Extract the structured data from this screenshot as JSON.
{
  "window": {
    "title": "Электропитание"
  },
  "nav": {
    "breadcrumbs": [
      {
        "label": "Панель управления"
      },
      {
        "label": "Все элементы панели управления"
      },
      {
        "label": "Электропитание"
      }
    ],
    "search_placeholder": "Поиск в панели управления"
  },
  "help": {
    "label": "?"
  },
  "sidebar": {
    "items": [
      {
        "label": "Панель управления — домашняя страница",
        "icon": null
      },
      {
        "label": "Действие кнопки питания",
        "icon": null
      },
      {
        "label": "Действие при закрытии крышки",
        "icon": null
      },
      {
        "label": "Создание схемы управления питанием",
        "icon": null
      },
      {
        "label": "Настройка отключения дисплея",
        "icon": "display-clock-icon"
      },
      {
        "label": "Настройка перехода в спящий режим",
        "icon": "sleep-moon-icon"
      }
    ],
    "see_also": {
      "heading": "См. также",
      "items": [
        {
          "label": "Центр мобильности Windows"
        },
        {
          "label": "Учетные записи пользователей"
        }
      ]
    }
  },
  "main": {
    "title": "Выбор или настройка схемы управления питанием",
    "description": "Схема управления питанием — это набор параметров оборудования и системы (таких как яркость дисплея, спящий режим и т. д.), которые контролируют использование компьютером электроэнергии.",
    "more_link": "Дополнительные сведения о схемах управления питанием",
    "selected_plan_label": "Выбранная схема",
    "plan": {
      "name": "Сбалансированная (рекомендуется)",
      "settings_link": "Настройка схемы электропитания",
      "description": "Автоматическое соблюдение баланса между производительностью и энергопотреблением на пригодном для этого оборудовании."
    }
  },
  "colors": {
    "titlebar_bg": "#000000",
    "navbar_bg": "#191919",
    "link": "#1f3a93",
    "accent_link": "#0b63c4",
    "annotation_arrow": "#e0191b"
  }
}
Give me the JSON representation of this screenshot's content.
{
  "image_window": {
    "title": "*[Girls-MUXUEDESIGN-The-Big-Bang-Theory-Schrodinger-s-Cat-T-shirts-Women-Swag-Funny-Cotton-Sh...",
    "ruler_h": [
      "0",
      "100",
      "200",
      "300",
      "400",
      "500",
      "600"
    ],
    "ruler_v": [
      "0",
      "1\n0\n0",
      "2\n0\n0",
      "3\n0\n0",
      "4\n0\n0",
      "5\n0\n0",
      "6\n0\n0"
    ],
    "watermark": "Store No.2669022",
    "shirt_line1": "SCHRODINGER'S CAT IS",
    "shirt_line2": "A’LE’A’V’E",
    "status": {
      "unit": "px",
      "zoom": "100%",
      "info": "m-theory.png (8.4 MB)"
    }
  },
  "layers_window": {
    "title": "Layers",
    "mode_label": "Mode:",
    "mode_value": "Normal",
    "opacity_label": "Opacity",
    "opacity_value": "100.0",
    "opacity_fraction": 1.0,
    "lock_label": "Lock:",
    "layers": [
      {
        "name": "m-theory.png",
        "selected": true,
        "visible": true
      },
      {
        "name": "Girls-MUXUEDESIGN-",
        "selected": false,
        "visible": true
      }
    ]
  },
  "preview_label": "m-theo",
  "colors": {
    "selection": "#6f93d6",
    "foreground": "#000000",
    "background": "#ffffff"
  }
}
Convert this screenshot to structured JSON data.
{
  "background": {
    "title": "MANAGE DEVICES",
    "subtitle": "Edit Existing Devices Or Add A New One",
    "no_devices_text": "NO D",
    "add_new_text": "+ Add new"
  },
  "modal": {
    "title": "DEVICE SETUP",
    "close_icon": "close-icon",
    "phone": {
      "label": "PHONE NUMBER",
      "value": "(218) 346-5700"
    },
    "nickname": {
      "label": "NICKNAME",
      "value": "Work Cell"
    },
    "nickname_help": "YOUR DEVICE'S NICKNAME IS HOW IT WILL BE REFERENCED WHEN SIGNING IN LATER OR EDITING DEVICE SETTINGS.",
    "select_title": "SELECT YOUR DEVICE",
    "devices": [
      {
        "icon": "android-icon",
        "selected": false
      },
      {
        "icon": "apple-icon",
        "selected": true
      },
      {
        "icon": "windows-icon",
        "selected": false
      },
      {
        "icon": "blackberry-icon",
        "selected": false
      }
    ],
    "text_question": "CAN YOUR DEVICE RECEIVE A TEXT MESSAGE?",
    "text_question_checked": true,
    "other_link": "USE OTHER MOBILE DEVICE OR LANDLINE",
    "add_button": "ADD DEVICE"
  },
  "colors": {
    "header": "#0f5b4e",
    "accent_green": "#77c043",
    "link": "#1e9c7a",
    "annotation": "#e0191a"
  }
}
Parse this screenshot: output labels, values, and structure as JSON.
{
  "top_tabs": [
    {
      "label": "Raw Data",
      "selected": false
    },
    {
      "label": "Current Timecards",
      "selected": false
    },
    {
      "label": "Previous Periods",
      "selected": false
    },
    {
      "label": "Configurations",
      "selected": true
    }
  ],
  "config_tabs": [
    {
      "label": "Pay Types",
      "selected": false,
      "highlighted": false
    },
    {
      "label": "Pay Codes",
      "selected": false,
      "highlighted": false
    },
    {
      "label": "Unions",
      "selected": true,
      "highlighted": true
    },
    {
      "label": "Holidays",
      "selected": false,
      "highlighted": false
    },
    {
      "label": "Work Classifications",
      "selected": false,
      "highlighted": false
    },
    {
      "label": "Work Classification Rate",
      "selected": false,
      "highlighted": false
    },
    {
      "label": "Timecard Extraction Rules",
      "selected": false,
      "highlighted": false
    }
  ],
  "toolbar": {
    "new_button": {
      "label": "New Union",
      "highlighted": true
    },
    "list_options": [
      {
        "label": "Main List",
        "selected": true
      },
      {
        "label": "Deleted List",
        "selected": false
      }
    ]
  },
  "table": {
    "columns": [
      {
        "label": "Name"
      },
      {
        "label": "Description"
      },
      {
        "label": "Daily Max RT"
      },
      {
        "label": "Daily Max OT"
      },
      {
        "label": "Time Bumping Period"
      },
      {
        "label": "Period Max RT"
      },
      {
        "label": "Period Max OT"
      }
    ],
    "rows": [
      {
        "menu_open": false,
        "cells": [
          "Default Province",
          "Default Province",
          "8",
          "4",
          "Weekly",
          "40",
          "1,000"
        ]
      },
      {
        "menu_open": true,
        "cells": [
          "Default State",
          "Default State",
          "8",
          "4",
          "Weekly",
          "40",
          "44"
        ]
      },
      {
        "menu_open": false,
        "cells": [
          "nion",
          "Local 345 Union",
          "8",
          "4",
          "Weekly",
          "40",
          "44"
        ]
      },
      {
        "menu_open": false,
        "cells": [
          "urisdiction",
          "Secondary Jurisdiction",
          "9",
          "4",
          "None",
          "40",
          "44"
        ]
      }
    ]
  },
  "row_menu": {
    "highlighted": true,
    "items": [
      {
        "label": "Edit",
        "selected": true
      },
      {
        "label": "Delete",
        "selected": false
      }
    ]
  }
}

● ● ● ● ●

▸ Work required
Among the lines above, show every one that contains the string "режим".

▸ The answer
        "label": "Настройка перехода в спящий режим",
    "description": "Схема управления питанием — это набор параметров оборудования и системы (таких как яркость дисплея, спящий режим и т. д.), которые контролируют использование компьютером электроэнергии.",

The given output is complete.